Algorithmic decision-making under weather uncertainty in atmospheric science field campaigns: a summary

- Indicates paper has been withdrawn from meeting
- Indicates an Award Winner
Tuesday, 4 February 2014: 11:00 AM
Room C202 (The Georgia World Congress Center )
Christopher J. Hanlon, Pennsylvania State Univ., University Park, PA; and A. A. Small III, J. Verlinde, and G. S. Young
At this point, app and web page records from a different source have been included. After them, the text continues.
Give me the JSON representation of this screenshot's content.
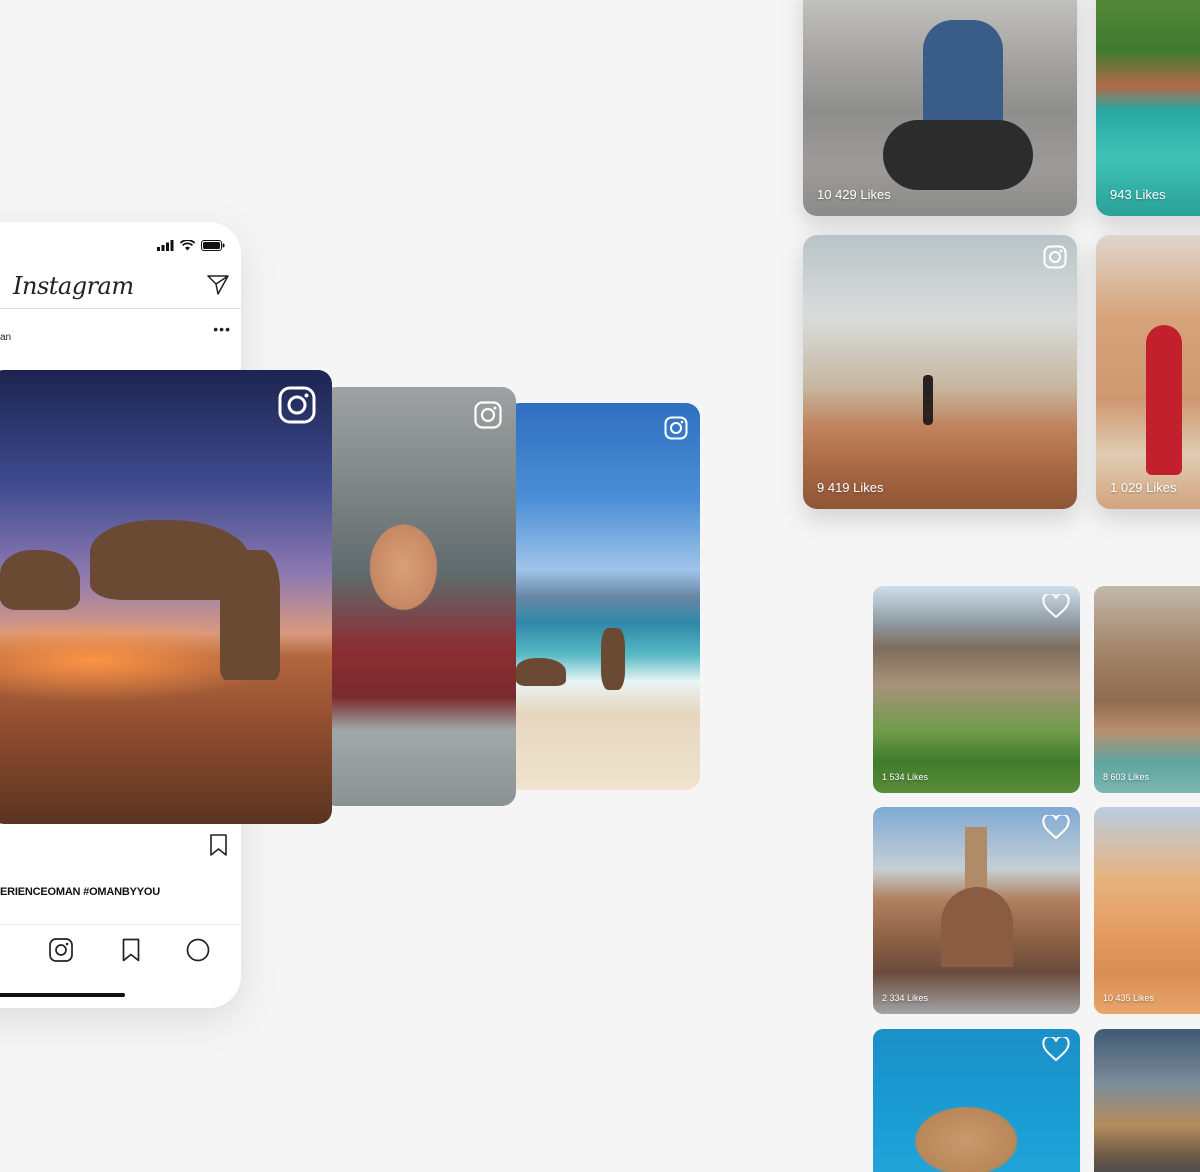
{
  "phone": {
    "app_title": "Instagram",
    "post_username_fragment": "an",
    "more_glyph": "•••",
    "caption": "ERIENCEOMAN #OMANBYYOU"
  },
  "feed_cards": [
    {
      "name": "camels-desert-night"
    },
    {
      "name": "girl-in-vehicle"
    },
    {
      "name": "camels-on-beach"
    }
  ],
  "top_grid": [
    {
      "likes": "10 429 Likes"
    },
    {
      "likes": "943 Likes"
    },
    {
      "likes": "9 419 Likes"
    },
    {
      "likes": "1 029 Likes"
    }
  ],
  "bottom_grid": [
    {
      "likes": "1 534 Likes"
    },
    {
      "likes": "8 603 Likes"
    },
    {
      "likes": "2 334 Likes"
    },
    {
      "likes": "10 435 Likes"
    },
    {
      "likes": ""
    },
    {
      "likes": ""
    }
  ],
  "icons": {
    "status": [
      "signal-icon",
      "wifi-icon",
      "battery-icon"
    ],
    "header": [
      "send-icon"
    ],
    "nav": [
      "home-icon",
      "instagram-icon",
      "bookmark-icon",
      "profile-icon"
    ],
    "card": "instagram-badge-icon",
    "tile": "heart-icon"
  },
  "colors": {
    "background": "#f5f5f5",
    "phone": "#ffffff",
    "text": "#111111"
  }
}
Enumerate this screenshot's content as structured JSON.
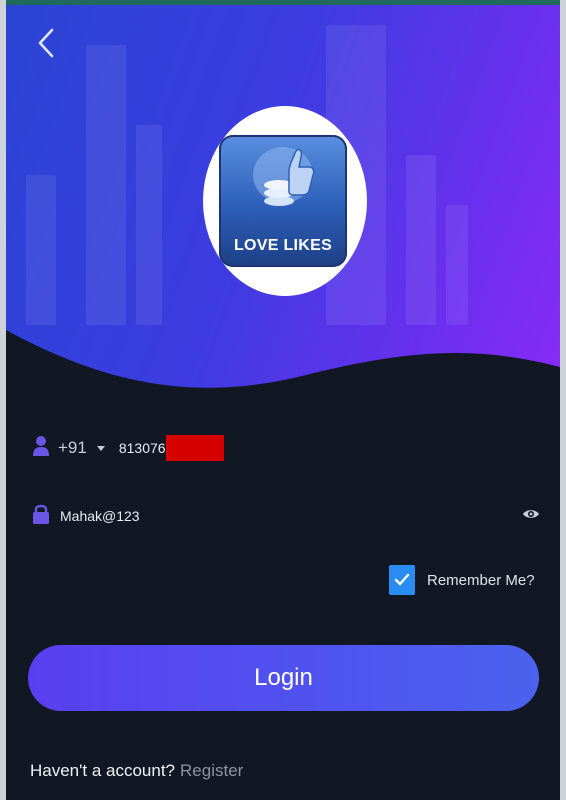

Scientists conducting field campaigns in the atmospheric sciences are expected to deploy scarce resources to optimize the amount of data collected. Because resource deployment decisions are typically made under weather uncertainty, decision-makers rely on weather forecasts. Using automated, calibrated, probabilistic weather forecasts, automated decision-making algorithms have shown the ability to outperform the traditional heuristic method of forecasting and decision-making in three atmospheric science field campaigns: the Routine Atmospheric Radiation Measurement (ARM) Aerial Facility (AAF) Clouds with Low Optical Water Depths (CLOWD) Optical Radiative Observations (RACORO) campaign in 2009, the Small Particles in Cirrus (SPartICus) campaign in 2010, and the Deep Convective Clouds and Chemistry (DC3) campaign in 2012. Each field campaign sought different atmospheric phenomena, requiring a different forecasting system for each decision-making algorithm. In each case, retrospective analyses showed that using the automated decision-making algorithm would have increased data yield while reducing the amount of human effort expended on daily forecasting and decision-making. We propose that the use of algorithmic decision-making under weather uncertainty offers added value to human forecasts, statistical forecasts, and numerical weather prediction (NWP) forecasts and a means of integrating human forecasting knowledge with advances in computing.